[Web page and app entries]
────────────────

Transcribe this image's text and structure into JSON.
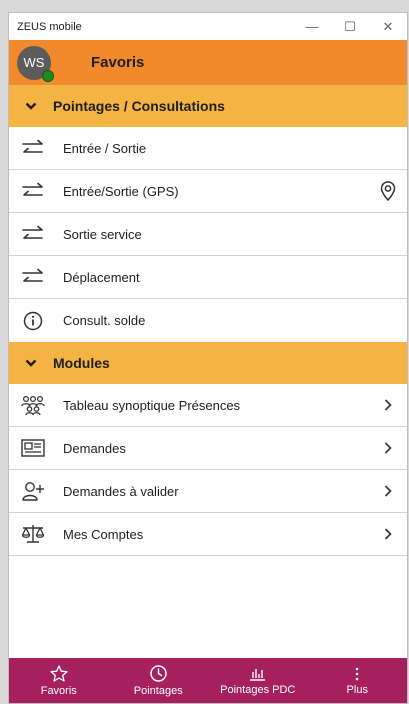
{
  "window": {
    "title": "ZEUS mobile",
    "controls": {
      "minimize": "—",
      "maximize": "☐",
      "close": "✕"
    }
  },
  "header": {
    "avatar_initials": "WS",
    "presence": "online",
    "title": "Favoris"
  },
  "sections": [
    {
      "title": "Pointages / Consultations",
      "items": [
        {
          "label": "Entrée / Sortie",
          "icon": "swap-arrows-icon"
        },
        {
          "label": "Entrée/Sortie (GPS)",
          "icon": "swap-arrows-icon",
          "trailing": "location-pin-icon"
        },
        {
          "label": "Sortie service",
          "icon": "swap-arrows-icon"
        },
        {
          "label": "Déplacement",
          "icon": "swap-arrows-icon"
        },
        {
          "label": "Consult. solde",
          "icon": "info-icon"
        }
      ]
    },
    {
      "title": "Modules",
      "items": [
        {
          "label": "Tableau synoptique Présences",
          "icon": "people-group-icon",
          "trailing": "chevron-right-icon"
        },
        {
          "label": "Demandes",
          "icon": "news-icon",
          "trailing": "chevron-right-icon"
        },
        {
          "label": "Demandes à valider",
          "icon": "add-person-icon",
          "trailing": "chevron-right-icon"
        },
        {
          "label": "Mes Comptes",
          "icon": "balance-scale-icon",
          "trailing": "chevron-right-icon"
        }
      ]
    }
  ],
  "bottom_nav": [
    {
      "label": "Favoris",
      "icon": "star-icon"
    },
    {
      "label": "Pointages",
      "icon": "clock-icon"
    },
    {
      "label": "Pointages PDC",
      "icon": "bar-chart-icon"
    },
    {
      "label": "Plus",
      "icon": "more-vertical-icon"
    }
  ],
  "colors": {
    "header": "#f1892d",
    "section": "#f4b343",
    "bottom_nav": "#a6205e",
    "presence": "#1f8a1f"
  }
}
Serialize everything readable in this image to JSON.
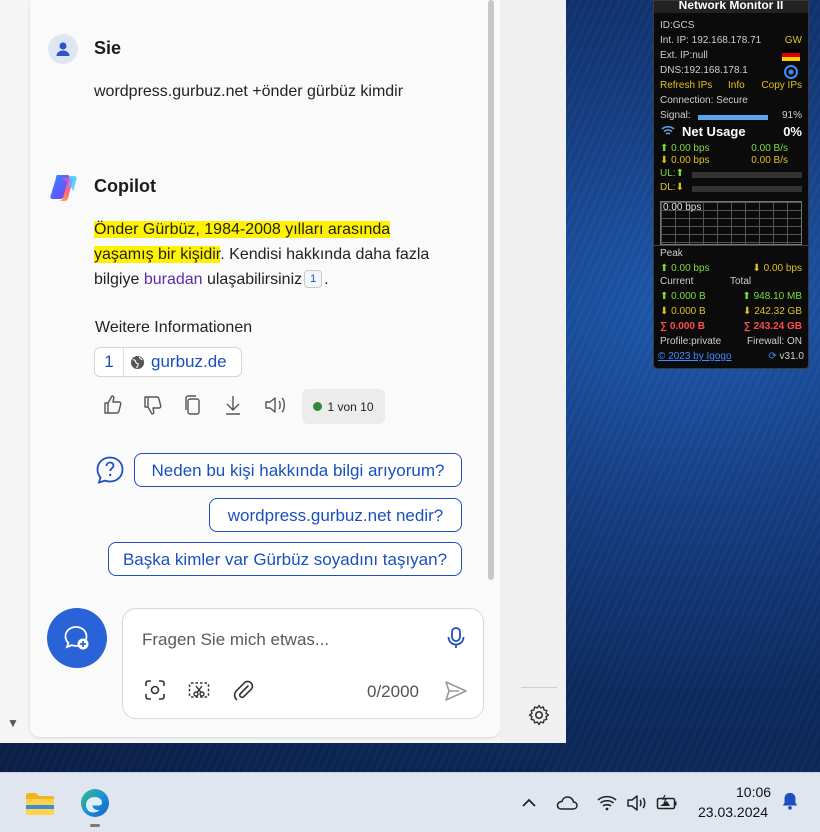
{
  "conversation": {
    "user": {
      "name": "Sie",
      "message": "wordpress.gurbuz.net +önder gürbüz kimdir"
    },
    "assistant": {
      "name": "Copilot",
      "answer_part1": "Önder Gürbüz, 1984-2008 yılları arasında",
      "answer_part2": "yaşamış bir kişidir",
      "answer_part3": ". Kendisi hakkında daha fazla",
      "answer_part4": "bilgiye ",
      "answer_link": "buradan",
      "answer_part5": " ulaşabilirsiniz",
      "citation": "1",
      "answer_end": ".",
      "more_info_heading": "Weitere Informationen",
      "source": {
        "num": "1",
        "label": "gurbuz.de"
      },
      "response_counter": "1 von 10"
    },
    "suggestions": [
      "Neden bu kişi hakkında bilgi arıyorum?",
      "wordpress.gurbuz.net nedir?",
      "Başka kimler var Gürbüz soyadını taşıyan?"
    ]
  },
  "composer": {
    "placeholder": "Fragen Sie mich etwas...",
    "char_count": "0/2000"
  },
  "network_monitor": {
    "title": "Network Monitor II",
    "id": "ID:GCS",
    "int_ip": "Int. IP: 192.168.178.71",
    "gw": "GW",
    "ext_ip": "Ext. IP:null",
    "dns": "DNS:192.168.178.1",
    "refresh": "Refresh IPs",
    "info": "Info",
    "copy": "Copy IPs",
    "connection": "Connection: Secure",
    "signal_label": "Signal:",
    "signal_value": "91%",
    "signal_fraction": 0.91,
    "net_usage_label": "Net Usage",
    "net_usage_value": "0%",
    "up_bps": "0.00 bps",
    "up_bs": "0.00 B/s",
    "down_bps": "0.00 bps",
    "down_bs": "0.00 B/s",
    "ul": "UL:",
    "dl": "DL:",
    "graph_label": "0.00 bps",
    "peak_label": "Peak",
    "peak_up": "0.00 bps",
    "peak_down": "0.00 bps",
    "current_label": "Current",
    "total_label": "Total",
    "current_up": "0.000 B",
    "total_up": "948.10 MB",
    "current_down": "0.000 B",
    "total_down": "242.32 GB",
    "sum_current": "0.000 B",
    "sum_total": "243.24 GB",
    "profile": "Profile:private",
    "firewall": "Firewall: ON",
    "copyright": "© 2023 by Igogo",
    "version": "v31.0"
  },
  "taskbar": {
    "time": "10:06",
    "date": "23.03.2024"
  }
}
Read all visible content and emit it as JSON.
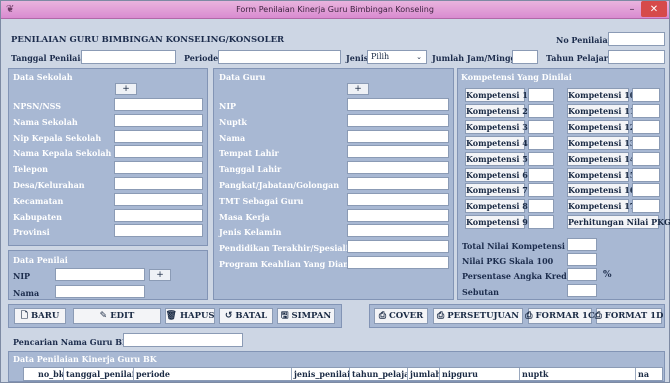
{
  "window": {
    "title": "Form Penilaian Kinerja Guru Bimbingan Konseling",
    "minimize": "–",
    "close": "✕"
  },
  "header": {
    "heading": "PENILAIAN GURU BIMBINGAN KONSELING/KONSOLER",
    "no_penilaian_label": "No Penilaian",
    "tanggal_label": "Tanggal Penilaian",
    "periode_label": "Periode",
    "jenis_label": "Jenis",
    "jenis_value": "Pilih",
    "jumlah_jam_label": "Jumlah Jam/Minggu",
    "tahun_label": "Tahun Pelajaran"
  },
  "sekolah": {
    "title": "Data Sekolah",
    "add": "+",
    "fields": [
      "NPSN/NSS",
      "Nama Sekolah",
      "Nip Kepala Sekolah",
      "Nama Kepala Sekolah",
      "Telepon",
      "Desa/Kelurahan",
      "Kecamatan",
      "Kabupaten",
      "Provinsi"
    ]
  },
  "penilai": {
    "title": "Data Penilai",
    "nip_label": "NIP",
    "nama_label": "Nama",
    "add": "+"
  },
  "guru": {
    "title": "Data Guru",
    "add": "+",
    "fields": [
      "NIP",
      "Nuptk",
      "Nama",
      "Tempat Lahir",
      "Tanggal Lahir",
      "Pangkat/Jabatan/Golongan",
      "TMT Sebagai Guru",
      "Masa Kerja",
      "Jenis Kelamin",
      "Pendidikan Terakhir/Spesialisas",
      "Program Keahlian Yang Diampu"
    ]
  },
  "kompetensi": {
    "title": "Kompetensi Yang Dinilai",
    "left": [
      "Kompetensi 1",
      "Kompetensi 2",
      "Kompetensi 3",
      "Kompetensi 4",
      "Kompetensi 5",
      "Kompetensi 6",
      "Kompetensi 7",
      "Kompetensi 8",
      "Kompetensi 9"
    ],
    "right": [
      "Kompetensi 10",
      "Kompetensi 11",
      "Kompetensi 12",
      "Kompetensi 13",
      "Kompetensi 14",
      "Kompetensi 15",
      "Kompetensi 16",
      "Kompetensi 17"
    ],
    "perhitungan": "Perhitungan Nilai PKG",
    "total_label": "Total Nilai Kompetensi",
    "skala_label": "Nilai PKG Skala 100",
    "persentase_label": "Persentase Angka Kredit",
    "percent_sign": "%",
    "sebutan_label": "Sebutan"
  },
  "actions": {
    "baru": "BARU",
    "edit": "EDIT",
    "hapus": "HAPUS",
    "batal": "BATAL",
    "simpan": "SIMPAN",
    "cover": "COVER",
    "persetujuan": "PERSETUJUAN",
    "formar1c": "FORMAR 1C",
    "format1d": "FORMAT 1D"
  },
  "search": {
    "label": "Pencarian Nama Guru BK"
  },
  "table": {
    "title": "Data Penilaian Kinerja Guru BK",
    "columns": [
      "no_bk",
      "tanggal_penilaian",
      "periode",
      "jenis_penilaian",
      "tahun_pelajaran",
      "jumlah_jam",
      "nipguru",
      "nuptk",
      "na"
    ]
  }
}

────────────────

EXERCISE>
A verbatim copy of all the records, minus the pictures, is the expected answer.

SOLUTION FOR THIS EXERCISE>
Transcribe this image's text and structure into JSON.
{
  "window": {
    "title": "ZEUS mobile",
    "controls": {
      "minimize": "—",
      "maximize": "☐",
      "close": "✕"
    }
  },
  "header": {
    "avatar_initials": "WS",
    "presence": "online",
    "title": "Favoris"
  },
  "sections": [
    {
      "title": "Pointages / Consultations",
      "items": [
        {
          "label": "Entrée / Sortie",
          "icon": "swap-arrows-icon"
        },
        {
          "label": "Entrée/Sortie (GPS)",
          "icon": "swap-arrows-icon",
          "trailing": "location-pin-icon"
        },
        {
          "label": "Sortie service",
          "icon": "swap-arrows-icon"
        },
        {
          "label": "Déplacement",
          "icon": "swap-arrows-icon"
        },
        {
          "label": "Consult. solde",
          "icon": "info-icon"
        }
      ]
    },
    {
      "title": "Modules",
      "items": [
        {
          "label": "Tableau synoptique Présences",
          "icon": "people-group-icon",
          "trailing": "chevron-right-icon"
        },
        {
          "label": "Demandes",
          "icon": "news-icon",
          "trailing": "chevron-right-icon"
        },
        {
          "label": "Demandes à valider",
          "icon": "add-person-icon",
          "trailing": "chevron-right-icon"
        },
        {
          "label": "Mes Comptes",
          "icon": "balance-scale-icon",
          "trailing": "chevron-right-icon"
        }
      ]
    }
  ],
  "bottom_nav": [
    {
      "label": "Favoris",
      "icon": "star-icon"
    },
    {
      "label": "Pointages",
      "icon": "clock-icon"
    },
    {
      "label": "Pointages PDC",
      "icon": "bar-chart-icon"
    },
    {
      "label": "Plus",
      "icon": "more-vertical-icon"
    }
  ],
  "colors": {
    "header": "#f1892d",
    "section": "#f4b343",
    "bottom_nav": "#a6205e",
    "presence": "#1f8a1f"
  }
}
Serialize everything readable in this image to JSON.
{
  "conversation": {
    "user": {
      "name": "Sie",
      "message": "wordpress.gurbuz.net +önder gürbüz kimdir"
    },
    "assistant": {
      "name": "Copilot",
      "answer_part1": "Önder Gürbüz, 1984-2008 yılları arasında",
      "answer_part2": "yaşamış bir kişidir",
      "answer_part3": ". Kendisi hakkında daha fazla",
      "answer_part4": "bilgiye ",
      "answer_link": "buradan",
      "answer_part5": " ulaşabilirsiniz",
      "citation": "1",
      "answer_end": ".",
      "more_info_heading": "Weitere Informationen",
      "source": {
        "num": "1",
        "label": "gurbuz.de"
      },
      "response_counter": "1 von 10"
    },
    "suggestions": [
      "Neden bu kişi hakkında bilgi arıyorum?",
      "wordpress.gurbuz.net nedir?",
      "Başka kimler var Gürbüz soyadını taşıyan?"
    ]
  },
  "composer": {
    "placeholder": "Fragen Sie mich etwas...",
    "char_count": "0/2000"
  },
  "network_monitor": {
    "title": "Network Monitor II",
    "id": "ID:GCS",
    "int_ip": "Int. IP: 192.168.178.71",
    "gw": "GW",
    "ext_ip": "Ext. IP:null",
    "dns": "DNS:192.168.178.1",
    "refresh": "Refresh IPs",
    "info": "Info",
    "copy": "Copy IPs",
    "connection": "Connection: Secure",
    "signal_label": "Signal:",
    "signal_value": "91%",
    "signal_fraction": 0.91,
    "net_usage_label": "Net Usage",
    "net_usage_value": "0%",
    "up_bps": "0.00 bps",
    "up_bs": "0.00 B/s",
    "down_bps": "0.00 bps",
    "down_bs": "0.00 B/s",
    "ul": "UL:",
    "dl": "DL:",
    "graph_label": "0.00 bps",
    "peak_label": "Peak",
    "peak_up": "0.00 bps",
    "peak_down": "0.00 bps",
    "current_label": "Current",
    "total_label": "Total",
    "current_up": "0.000 B",
    "total_up": "948.10 MB",
    "current_down": "0.000 B",
    "total_down": "242.32 GB",
    "sum_current": "0.000 B",
    "sum_total": "243.24 GB",
    "profile": "Profile:private",
    "firewall": "Firewall: ON",
    "copyright": "© 2023 by Igogo",
    "version": "v31.0"
  },
  "taskbar": {
    "time": "10:06",
    "date": "23.03.2024"
  }
}
Read all visible content and emit it as JSON.
{
  "window": {
    "title": "Form Penilaian Kinerja Guru Bimbingan Konseling",
    "minimize": "–",
    "close": "✕"
  },
  "header": {
    "heading": "PENILAIAN GURU BIMBINGAN KONSELING/KONSOLER",
    "no_penilaian_label": "No Penilaian",
    "tanggal_label": "Tanggal Penilaian",
    "periode_label": "Periode",
    "jenis_label": "Jenis",
    "jenis_value": "Pilih",
    "jumlah_jam_label": "Jumlah Jam/Minggu",
    "tahun_label": "Tahun Pelajaran"
  },
  "sekolah": {
    "title": "Data Sekolah",
    "add": "+",
    "fields": [
      "NPSN/NSS",
      "Nama Sekolah",
      "Nip Kepala Sekolah",
      "Nama Kepala Sekolah",
      "Telepon",
      "Desa/Kelurahan",
      "Kecamatan",
      "Kabupaten",
      "Provinsi"
    ]
  },
  "penilai": {
    "title": "Data Penilai",
    "nip_label": "NIP",
    "nama_label": "Nama",
    "add": "+"
  },
  "guru": {
    "title": "Data Guru",
    "add": "+",
    "fields": [
      "NIP",
      "Nuptk",
      "Nama",
      "Tempat Lahir",
      "Tanggal Lahir",
      "Pangkat/Jabatan/Golongan",
      "TMT Sebagai Guru",
      "Masa Kerja",
      "Jenis Kelamin",
      "Pendidikan Terakhir/Spesialisas",
      "Program Keahlian Yang Diampu"
    ]
  },
  "kompetensi": {
    "title": "Kompetensi Yang Dinilai",
    "left": [
      "Kompetensi 1",
      "Kompetensi 2",
      "Kompetensi 3",
      "Kompetensi 4",
      "Kompetensi 5",
      "Kompetensi 6",
      "Kompetensi 7",
      "Kompetensi 8",
      "Kompetensi 9"
    ],
    "right": [
      "Kompetensi 10",
      "Kompetensi 11",
      "Kompetensi 12",
      "Kompetensi 13",
      "Kompetensi 14",
      "Kompetensi 15",
      "Kompetensi 16",
      "Kompetensi 17"
    ],
    "perhitungan": "Perhitungan Nilai PKG",
    "total_label": "Total Nilai Kompetensi",
    "skala_label": "Nilai PKG Skala 100",
    "persentase_label": "Persentase Angka Kredit",
    "percent_sign": "%",
    "sebutan_label": "Sebutan"
  },
  "actions": {
    "baru": "BARU",
    "edit": "EDIT",
    "hapus": "HAPUS",
    "batal": "BATAL",
    "simpan": "SIMPAN",
    "cover": "COVER",
    "persetujuan": "PERSETUJUAN",
    "formar1c": "FORMAR 1C",
    "format1d": "FORMAT 1D"
  },
  "search": {
    "label": "Pencarian Nama Guru BK"
  },
  "table": {
    "title": "Data Penilaian Kinerja Guru BK",
    "columns": [
      "no_bk",
      "tanggal_penilaian",
      "periode",
      "jenis_penilaian",
      "tahun_pelajaran",
      "jumlah_jam",
      "nipguru",
      "nuptk",
      "na"
    ]
  }
}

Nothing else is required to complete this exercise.